Steven Burrill founded and has been Chief Executive Officer of Burrill & Company, a venture capital and merchant banking firm, since 1994. He is also a founder and currently serves as Chairman of the Board of the National Science and Technology Medals Foundation and as Chairman of Global Virus Network.

Summit

The summit will take place from 31 March to 2 April 2014 at the University of Cambridge. There are places for 100 young bio-leaders from around the world. They will discuss issues ranging from research and innovation to future health and resources with current biotech think tanks, industrial leaders, policy makers and research pioneers.  The summit will ask them to challenge the current state of the global bio-economy and consider grand challenges that the field will need to address by 2050.

Global Biotech Revolution (GBR) is a registered student-led foundation whose mission is to inspire young people and support the next generation of leaders to ensure the sustainability and growth of the global bio-economy. This is achieved through three core values: the need to challenge current knowledge, challenge industrial dogmas, challenge current leaders, and challenge each other; a desire to grow their knowledge, trainings, skills, and perspectives; and the impulse to connect leaders of today with leaders of tomorrow and with students and media in their countries.

“The new ventures and opportunities that will arise from the creative clash between the experience of the leaders of today and innovative thinking of the young leaders of tomorrow is what excites us to build this platform,”  says Ipshita Mandal, founder of GBR.

Gates Cambridge Scholar Divya Venkatesh [2011], who is chief editor of the initiative and coordinates articles blogs and media releases on the summit, became involved as a result of her interest in biotechnology [she did her undergraduate degree in the subject] and in public engagement. She is currently doing a PhD in Pathology, exploring fundamental aspects of parasite biology, particularly Trypanosomes, which are the causative agents of African sleeping sickness. She says:  “By providing a shared platform to young biotech enthusiasts as well as the current leaders of the field, this summit is the first attempt on a global scale, to bridge one of most crucial gaps in a new and growing industry and foster a more connected and collaborative future.”

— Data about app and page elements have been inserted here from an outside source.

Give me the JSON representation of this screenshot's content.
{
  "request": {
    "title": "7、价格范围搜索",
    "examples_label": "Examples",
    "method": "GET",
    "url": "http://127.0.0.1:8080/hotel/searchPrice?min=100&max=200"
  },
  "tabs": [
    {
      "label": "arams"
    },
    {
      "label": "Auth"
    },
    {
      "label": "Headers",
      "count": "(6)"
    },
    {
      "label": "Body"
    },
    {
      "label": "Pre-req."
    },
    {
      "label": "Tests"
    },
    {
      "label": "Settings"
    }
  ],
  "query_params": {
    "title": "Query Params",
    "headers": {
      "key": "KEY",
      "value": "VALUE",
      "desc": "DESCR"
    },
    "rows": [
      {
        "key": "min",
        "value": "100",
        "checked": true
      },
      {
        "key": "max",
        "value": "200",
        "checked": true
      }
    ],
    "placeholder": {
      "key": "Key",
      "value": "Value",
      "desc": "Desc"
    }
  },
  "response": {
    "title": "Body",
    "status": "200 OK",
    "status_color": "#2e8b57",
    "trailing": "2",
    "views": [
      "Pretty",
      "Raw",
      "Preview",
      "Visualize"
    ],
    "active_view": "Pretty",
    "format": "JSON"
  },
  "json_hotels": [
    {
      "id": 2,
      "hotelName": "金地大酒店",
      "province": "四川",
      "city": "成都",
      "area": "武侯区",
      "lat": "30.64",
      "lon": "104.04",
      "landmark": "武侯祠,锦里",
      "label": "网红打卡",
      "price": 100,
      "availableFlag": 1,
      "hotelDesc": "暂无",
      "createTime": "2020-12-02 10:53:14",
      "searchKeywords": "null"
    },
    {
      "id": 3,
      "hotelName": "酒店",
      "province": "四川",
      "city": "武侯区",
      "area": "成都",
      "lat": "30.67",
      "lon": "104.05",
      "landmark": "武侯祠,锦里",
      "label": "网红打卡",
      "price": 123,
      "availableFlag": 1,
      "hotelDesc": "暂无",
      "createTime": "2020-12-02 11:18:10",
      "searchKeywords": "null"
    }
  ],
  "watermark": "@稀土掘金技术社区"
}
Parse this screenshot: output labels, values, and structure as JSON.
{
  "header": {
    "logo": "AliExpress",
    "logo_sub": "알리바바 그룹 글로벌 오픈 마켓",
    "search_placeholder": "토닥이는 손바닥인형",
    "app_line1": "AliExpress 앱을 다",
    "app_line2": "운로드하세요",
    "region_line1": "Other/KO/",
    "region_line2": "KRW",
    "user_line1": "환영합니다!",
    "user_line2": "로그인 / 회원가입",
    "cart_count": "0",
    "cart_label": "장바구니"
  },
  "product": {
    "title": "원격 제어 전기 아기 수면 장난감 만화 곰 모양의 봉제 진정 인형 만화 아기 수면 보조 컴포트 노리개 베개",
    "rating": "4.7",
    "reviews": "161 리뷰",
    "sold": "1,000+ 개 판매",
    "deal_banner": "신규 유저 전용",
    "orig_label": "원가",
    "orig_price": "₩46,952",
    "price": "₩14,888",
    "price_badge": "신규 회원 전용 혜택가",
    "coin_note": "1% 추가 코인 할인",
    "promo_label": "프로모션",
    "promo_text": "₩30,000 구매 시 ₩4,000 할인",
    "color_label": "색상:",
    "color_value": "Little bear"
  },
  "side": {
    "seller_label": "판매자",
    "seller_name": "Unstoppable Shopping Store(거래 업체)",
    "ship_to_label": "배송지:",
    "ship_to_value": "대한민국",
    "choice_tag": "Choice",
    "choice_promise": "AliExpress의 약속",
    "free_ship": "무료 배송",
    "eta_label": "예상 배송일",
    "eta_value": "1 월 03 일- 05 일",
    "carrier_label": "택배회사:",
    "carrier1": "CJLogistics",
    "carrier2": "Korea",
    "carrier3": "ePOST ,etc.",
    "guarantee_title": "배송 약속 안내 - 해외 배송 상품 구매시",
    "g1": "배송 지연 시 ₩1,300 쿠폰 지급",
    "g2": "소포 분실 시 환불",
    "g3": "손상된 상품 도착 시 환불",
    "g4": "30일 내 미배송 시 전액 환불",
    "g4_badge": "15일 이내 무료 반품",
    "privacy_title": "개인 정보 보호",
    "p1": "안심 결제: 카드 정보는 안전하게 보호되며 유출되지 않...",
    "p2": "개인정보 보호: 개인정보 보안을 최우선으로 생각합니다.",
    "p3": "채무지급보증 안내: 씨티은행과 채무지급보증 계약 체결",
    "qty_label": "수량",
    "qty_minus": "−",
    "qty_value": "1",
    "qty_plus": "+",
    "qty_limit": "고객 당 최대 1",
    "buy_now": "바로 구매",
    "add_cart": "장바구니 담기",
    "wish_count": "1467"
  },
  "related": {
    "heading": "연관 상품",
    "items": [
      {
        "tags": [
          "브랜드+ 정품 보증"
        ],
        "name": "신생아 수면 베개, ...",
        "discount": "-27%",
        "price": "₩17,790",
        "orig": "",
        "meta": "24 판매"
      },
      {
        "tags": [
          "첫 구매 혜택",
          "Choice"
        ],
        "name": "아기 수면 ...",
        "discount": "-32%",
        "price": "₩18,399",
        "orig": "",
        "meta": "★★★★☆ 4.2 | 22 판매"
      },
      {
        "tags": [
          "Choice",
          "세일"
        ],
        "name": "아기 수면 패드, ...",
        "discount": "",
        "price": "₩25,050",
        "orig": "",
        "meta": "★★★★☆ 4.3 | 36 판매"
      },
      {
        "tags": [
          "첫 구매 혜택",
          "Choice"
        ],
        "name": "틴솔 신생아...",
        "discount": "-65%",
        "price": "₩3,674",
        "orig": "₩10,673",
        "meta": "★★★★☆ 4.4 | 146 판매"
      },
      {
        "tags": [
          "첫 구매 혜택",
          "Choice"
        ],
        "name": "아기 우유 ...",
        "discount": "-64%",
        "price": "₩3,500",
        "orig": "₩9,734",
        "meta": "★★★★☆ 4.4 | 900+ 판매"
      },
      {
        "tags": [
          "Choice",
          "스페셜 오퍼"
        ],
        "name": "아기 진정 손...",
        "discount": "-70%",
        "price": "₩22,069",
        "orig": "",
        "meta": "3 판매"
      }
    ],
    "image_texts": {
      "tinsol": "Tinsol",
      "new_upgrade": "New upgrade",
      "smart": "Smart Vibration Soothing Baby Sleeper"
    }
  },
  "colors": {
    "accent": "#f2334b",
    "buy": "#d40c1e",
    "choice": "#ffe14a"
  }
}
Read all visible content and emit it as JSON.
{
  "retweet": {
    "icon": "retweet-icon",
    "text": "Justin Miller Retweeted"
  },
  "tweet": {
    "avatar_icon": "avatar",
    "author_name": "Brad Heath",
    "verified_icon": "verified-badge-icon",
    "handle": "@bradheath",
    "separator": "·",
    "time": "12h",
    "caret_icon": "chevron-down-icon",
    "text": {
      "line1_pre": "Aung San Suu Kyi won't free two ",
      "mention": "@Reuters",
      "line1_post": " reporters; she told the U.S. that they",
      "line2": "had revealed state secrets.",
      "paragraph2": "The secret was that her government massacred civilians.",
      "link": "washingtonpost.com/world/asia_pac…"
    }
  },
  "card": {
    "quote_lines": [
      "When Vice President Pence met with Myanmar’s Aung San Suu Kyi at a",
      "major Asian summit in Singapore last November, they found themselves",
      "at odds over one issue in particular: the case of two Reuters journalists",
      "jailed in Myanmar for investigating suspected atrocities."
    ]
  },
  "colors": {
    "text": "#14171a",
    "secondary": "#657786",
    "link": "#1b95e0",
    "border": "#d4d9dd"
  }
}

For details contact the GBR team or email ipshita.mandal@globalbiotechrevolution.com. See http://gap.globalbiotechrevolution.com/ for more details.

Picture credit: ddpavumba and www.freedigitalphotos.net.

Latest News

Exploring the neural bases of consciousness

New insights into how neurochemical influences from the brainstem affect the rest of the brain to bring about consciousness could help brain-damaged patients and further our understanding of how consciousness works. A new study in Proceedings of the National Academy of Sciences [PNAS] by researchers at the Division of Anaesthesia, University of Cambridge investigates the […]

Knowledge gap on zoonotic disease transmission highlighted

The impact of climate change on migration patterns, particularly in areas which depend on agriculture and livestock, could affect zoonotic disease transmission yet little research has been done to date. A new study, led by Gates Cambridge Scholar and Veterinary Science PhD student Dorien Braam [2018], looks at the research that currently exists, but calls […]

Addressing climate change in words and action

A Gates Cambridge Scholar has called for the US federal government to establish a national, robust and legally binding net-zero target that emphasises comprehensiveness, equity and clarity on the role of offsets.  In an opinion piece in Arizona Republic, Stephen Lezak and his co-authors, including Kate Gallego, the mayor of Phoenix, Arizona, which has done […]

Gates Cambridge mentors: forging bonds and giving back

The Gates Cambridge Scholars Council has been running a mentoring programme since 2018 as part of an effort to bring alumni and scholars closer together, build a stronger sense of community and to give mentors a chance to give back. This year has seen a big increase in the number of mentors coming forward, with […]